It is well established that a plea of guilty is a waiver of all non-jurisdictional defects and defenses, constituting an admission of guilt. United States v. Ptomey, 366 F.2d 759, 760 (3d Cir.1966); Tollett v. Henderson, 411 U.S. 258, 267 (1973) (When a criminal defendant has solemnly admitted in open court that he is in fact guilty of the offense with which he is charged, he may not thereafter raise independent claims relating to the deprivation of constitutional rights that occurred prior to the entry of the guilty plea). Thus, conviction and sentence following a plea of guilty are based entirely upon the plea and not upon any evidence which may have been utilized by the prosecution. Ptomey, 366 F.2d at 759.
Furthermore, a guilty plea can only be challenged on appeal if it was not knowingly, voluntarily, and intelligibly entered. Lesko v. Lehman, 925 F.2d 1527, 1537 (3rd Cir. 1991). In this regard, a habeas petitioner faces a substantial burden in challenging the intelligent and voluntary nature of his or her plea where a traditional colloquy has been conducted in open court. Id.
Petitioner has failed to raise any ground to challenge the knowing, voluntary, and intelligible nature of his plea. And in light of the colloquy conducted at the change of plea and sentencing hearing on May 19, 2004, it is clear that petitioner voluntarily entered his guilty plea with a full and competent understanding of his rights and the consequences of his decision. As a result, there were no viable grounds upon which to appeal. Without any grounds for appeal, the ineffective assistance claim fails.
It follows that petitioner's first motion to vacate, set aside, or correct sentence pursuant to 28 U.S.C. § 2255 fails to raise any basis warranting further proceedings in support of the relief he seeks and must be denied as a matter of law.

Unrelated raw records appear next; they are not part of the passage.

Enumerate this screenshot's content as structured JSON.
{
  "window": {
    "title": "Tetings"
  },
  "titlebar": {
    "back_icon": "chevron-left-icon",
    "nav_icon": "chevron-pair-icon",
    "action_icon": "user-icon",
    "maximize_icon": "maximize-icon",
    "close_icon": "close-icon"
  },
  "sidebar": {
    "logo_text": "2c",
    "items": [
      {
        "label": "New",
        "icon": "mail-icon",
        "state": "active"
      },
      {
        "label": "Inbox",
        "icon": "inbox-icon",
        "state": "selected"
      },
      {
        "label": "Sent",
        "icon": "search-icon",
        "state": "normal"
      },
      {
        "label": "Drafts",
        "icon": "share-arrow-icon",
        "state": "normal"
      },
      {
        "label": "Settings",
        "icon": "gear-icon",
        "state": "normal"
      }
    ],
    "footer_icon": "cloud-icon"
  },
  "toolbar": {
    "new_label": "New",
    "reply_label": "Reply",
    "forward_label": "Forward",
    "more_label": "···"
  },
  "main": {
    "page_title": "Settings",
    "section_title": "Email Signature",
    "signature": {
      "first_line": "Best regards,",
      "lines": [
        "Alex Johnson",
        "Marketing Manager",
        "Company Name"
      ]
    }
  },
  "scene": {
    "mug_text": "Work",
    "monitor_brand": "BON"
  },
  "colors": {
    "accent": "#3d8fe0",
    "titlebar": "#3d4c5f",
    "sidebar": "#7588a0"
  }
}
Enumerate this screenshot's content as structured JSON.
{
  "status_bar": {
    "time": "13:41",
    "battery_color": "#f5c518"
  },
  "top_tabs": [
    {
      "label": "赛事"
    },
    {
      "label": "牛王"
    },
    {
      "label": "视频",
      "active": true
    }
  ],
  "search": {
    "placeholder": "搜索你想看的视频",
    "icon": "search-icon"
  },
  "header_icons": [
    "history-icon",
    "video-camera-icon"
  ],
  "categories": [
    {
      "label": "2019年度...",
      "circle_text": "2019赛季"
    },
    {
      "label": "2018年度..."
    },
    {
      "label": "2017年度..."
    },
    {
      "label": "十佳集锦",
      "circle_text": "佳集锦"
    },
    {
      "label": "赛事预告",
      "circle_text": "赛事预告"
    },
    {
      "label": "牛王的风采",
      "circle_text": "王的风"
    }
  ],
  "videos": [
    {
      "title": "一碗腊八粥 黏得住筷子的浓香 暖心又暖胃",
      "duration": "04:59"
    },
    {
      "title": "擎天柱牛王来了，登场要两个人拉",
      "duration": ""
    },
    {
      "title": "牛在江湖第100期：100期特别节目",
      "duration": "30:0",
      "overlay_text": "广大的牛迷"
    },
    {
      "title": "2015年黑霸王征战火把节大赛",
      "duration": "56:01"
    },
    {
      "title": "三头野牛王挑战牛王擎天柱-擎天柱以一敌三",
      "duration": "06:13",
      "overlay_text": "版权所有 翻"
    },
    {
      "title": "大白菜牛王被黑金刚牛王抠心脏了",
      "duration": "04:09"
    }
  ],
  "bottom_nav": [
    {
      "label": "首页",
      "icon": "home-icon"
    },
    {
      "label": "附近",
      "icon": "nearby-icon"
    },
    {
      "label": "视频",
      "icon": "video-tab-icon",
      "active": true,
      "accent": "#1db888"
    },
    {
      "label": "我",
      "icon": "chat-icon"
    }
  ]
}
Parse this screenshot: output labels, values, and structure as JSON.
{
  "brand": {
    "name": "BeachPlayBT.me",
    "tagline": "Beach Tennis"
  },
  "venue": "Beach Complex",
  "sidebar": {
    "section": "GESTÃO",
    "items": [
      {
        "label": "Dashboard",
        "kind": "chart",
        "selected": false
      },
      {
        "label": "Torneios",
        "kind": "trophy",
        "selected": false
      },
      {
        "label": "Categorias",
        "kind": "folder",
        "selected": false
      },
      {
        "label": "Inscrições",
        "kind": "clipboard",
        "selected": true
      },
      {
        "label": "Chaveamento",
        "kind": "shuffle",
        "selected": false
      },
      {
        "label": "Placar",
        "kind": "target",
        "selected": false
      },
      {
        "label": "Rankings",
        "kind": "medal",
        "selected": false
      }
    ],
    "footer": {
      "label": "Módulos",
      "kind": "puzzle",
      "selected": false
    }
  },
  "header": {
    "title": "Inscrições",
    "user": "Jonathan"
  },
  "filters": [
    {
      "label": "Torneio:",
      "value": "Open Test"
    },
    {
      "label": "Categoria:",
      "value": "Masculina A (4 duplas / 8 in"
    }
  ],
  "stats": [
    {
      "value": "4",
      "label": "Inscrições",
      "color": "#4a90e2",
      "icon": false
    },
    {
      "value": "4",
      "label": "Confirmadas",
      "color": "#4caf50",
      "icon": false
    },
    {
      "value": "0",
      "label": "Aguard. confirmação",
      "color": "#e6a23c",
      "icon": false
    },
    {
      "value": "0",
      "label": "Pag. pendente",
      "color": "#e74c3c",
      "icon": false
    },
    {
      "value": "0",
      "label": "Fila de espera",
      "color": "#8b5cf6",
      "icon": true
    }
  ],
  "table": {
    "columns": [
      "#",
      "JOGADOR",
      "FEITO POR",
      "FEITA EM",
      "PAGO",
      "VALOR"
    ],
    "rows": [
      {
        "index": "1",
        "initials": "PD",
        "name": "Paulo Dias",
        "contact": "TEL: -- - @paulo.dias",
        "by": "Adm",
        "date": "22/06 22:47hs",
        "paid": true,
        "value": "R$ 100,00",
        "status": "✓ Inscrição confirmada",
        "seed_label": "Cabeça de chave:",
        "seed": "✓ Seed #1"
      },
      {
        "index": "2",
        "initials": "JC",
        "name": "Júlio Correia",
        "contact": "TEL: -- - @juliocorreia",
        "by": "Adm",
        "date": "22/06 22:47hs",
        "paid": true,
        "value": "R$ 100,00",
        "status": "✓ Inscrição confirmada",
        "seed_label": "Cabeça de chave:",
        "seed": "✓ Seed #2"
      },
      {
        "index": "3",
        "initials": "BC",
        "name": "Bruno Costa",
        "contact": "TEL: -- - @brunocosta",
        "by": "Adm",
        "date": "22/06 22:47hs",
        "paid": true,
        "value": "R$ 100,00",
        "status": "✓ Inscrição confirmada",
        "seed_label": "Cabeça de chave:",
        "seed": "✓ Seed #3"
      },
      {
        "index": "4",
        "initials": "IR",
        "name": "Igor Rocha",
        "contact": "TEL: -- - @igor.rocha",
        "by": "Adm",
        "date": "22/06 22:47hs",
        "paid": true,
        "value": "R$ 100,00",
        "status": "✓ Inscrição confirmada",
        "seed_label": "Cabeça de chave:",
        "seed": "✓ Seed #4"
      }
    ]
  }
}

Local Appellate Rule 22 of the United States Court of Appeals for the Third Circuit directs that when a final order denying a motion under § 2255 is entered a determination of whether a certificate of appealability should issue also must be made. The issuance of a certificate of appealability is "the primary means of separating meritorious from frivolous appeals." Barefoot v. Estelle, 463 U.S. 880, 893 (1983) (setting forth standards for certificate of probable cause). Congress has now mandated that "a certificate of appealability may issue ... only if the applicant has made a substantial showing of a denial of a constitutional right." 28 U.S.C. § 2253(c)(2). As the foregoing makes clear, petitioner's § 2255 motion does not identify any basis which can support a substantial showing that a denial of a constitutional or federal right adversely affected his sentence. See Santana v. United States, 98 F.3d 752, 757 (3d Cir. 1996) (discussing standards governing certificates of appealability). Accordingly, the incorporated request for a certificate of appealability also be, and the same hereby, is denied.
In light of the above, petitioner's first motion to vacate, set aside or correct sentence will be denied. An appropriate order will follow.